The Winter of the Witch opens the day after the Moscow fire, with a mob that Father Konstantin, now increasingly the Bear's pawn, encourages to burn Vasya as a witch. Though she suffers a terrible loss, she escapes the fire and enters the land of Midnight, a magical world in which one can travel anywhere, so long as it is midnight where one is going. There she learns her family's matrilineal history of magic, and from there, she journeys to free Morozko, who has allowed himself to be imprisoned by the Bear in return for Vasya's life. Together, they bind the Bear with Kaschei's bridle in an attempt to forge an alliance between men and chyerti. But as Vasya soon learns, that's a mistake; it's necessary to incorporate all chyerti, good and evil, in any alliance. Vasya frees the Bear and makes him serve her, and with Morozko's help she persuades Dmitrii and the holy father Sergei to let the chyerti of Rus' support its princes in the great battle of Kulikovo against the invading Tatars. We are not allowed to rejoice at the victory, though it ensures the future of both Rus' and the chyerti. "Even for that, the price was very high," says Vasya, looking over the terrible carnage. Morozko, who has carried thousands of soldiers to his lands, has no reply.

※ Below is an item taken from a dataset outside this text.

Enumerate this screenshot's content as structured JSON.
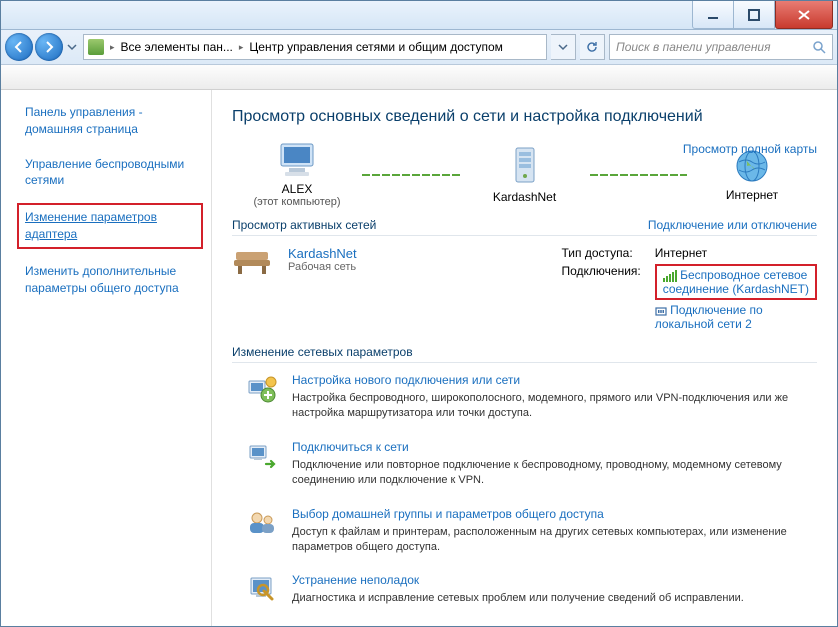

Like the other volumes in this trilogy, The Winter of the Witch is exceptionally good. Behind it lies Arden's substantial understanding of Russian history and of Dvoeveriye—the double faith in Christianity and pagan spirits that characterized Russian belief until the 1917 Revolution. It is also informed by a solid knowledge of the epic tradition, graced by deep psychological understanding. The tormented Father Konstantin, who paints beautiful icons but can't tell God from demon, the destructive, cruel Bear who loves beauty, the holy Father Sergei, whose faith enables him to respect the chyerti, the brave and limited Dmitrii, the valiant Sasha, who gradually supports his sister's vision for Rus'—these, along with the unpredictable chyerti and splendid horses that support Vasya and Morozko and their impossible love, make this a fantasy of the very highest order.